Veröffentlicht von Vectordesigns UG am 21.09.2020

Looking at how personal daily objects were carried through the ages, hipi creator Su-Lin Chee argues that hip bags have been appreciated by men and women, until changing fashions and lifestyles, rather than better functionality, brought handbags forward. Let’s all empower ourselves with the hands-free advantage of hip bags.

I love bum bags and fanny packs for their sheer convenience. I personally am done with slinging around a handbag as an extra appendage, or otherwise misplacing my phone or keys. How did hip bags then end up the bastard child of the 80s? Yes, they were given a fashion industry pardon in 2018 and mutated into not quite hip bags — slung casually across the chest, or hanging directly under the chin (mustn’t judge!).

The hip bag is still niche, however, compared to the default handbag (or “purse”, in America) with shoulder strap and/or handles. We are out of the 90s’ “it bag” days, when a Louis Vuitton or Hermes was to a woman, what a car was to a man, but the craze for hand candy that everyone else has still seems to take over ladies of certain societies like cabbage patch kids did to kids in the 80s. Hip or belt bags remain largely an aberration, or are they?

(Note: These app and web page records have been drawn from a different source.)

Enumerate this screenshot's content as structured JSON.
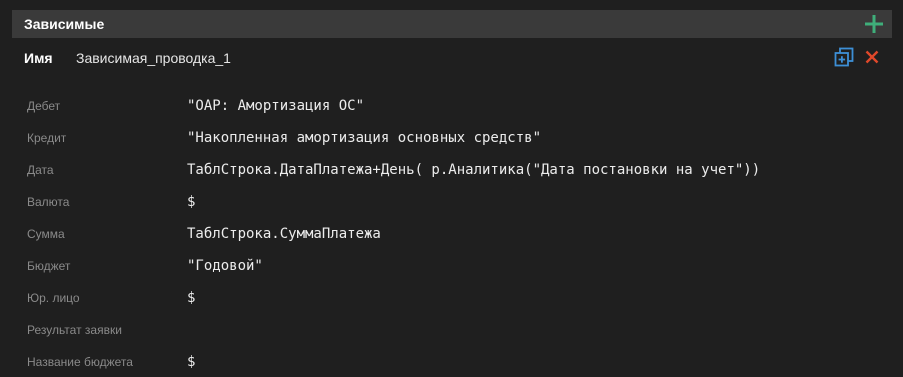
{
  "section": {
    "title": "Зависимые",
    "add_icon": "plus-icon",
    "add_color": "#3fae7a"
  },
  "entry": {
    "name_label": "Имя",
    "name_value": "Зависимая_проводка_1",
    "copy_icon": "duplicate-icon",
    "copy_color": "#3d8fd6",
    "delete_icon": "close-icon",
    "delete_color": "#e0482a"
  },
  "fields": [
    {
      "label": "Дебет",
      "value": "\"ОАР: Амортизация ОС\""
    },
    {
      "label": "Кредит",
      "value": "\"Накопленная амортизация основных средств\""
    },
    {
      "label": "Дата",
      "value": "ТаблСтрока.ДатаПлатежа+День( р.Аналитика(\"Дата постановки на учет\"))"
    },
    {
      "label": "Валюта",
      "value": "$"
    },
    {
      "label": "Сумма",
      "value": "ТаблСтрока.СуммаПлатежа"
    },
    {
      "label": "Бюджет",
      "value": "\"Годовой\""
    },
    {
      "label": "Юр. лицо",
      "value": "$"
    },
    {
      "label": "Результат заявки",
      "value": ""
    },
    {
      "label": "Название бюджета",
      "value": "$"
    }
  ]
}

As far back as 3000BC in the Alps, Ötzi the Iceman had a leather pouch sewn to his belt. Pouches or purses held by belts or girdles continued to be used by men and women up to the Greek and Roman civilisations. Artefacts from Roman Britain dating from the 700s showed women suspending objects like ear scoop, nail cleaner, and tweezers on chains from their belts.

In fact, images from medieval Europe are littered with people depicted wearing pouches or purses hanging from belts or girdles made of leather or silk.

Depending on their various styles, uses or locales, they had names such as almoners (for alms), pauteners, hamondeys and tasques. They could be worn on top of jackets, or could be accessed through vertical slits called fichets.